▸ **The problem**:
Which of the lines below holds the string "code"? Copy every line that does.

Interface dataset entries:
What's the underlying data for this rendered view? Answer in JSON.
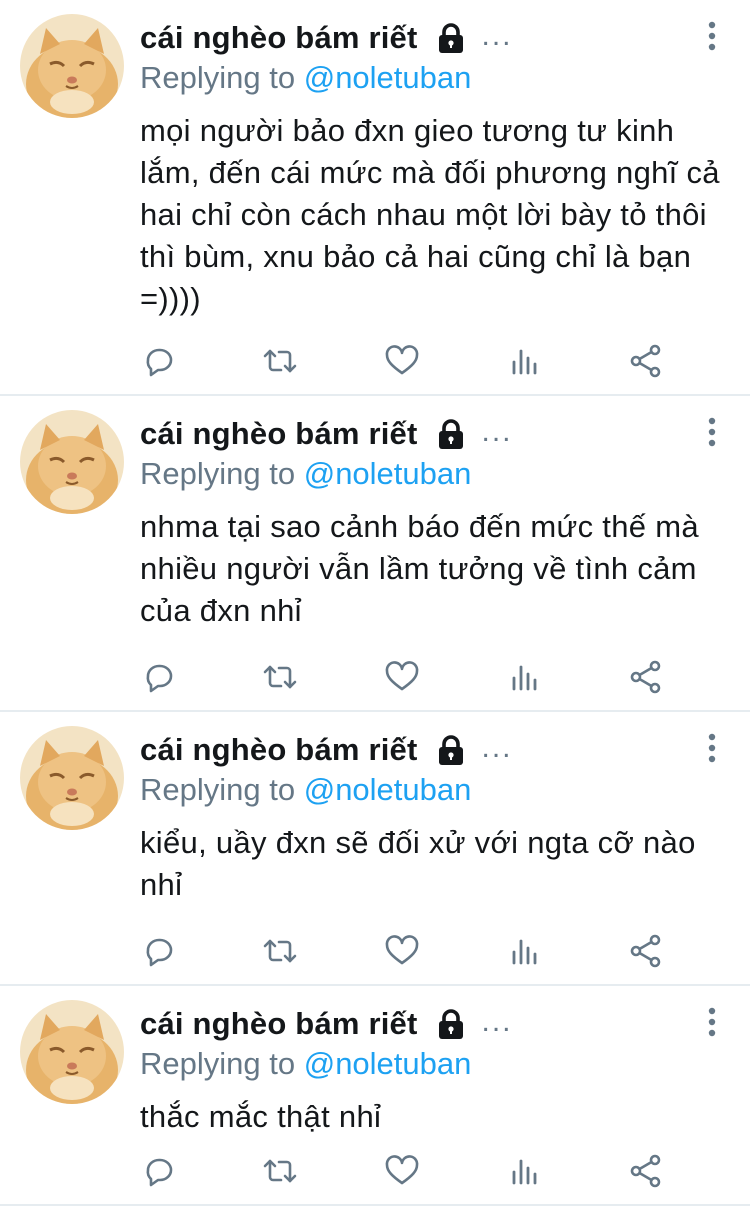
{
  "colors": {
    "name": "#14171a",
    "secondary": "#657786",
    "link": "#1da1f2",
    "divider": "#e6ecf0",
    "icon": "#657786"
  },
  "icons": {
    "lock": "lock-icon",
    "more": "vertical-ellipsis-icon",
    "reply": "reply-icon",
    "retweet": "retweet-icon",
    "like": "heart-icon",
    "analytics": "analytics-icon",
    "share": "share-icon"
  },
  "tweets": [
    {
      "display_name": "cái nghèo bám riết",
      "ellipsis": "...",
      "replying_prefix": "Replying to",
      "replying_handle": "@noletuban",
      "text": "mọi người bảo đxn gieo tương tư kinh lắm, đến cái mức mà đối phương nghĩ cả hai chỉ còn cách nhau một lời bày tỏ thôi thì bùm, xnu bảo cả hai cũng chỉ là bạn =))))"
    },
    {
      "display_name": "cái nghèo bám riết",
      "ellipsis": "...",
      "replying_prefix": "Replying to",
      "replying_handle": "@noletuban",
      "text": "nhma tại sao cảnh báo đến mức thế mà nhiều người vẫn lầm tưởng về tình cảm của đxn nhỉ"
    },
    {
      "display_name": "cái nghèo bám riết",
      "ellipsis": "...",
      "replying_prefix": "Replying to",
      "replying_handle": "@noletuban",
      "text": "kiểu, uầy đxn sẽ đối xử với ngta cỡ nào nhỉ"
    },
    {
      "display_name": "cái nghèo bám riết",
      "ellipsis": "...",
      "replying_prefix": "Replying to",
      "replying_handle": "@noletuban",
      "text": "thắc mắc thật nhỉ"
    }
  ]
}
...
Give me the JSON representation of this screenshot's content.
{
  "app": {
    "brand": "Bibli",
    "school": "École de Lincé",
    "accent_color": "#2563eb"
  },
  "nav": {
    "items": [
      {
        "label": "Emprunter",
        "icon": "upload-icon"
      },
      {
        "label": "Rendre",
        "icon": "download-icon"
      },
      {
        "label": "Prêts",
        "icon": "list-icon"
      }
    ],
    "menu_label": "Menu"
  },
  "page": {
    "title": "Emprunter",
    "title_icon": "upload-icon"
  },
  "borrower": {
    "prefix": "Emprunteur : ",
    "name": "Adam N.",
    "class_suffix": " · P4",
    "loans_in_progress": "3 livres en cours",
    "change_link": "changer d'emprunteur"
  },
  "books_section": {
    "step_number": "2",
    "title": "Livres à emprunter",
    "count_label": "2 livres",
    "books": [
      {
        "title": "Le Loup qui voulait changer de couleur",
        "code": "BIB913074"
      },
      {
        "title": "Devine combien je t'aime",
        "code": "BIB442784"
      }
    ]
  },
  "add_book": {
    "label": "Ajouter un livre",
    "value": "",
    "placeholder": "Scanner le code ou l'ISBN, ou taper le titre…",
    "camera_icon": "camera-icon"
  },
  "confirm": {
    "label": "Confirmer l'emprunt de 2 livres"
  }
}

▸ **Task response**:
        "code": "BIB913074"
        "code": "BIB442784"
    "placeholder": "Scanner le code ou l'ISBN, ou taper le titre…",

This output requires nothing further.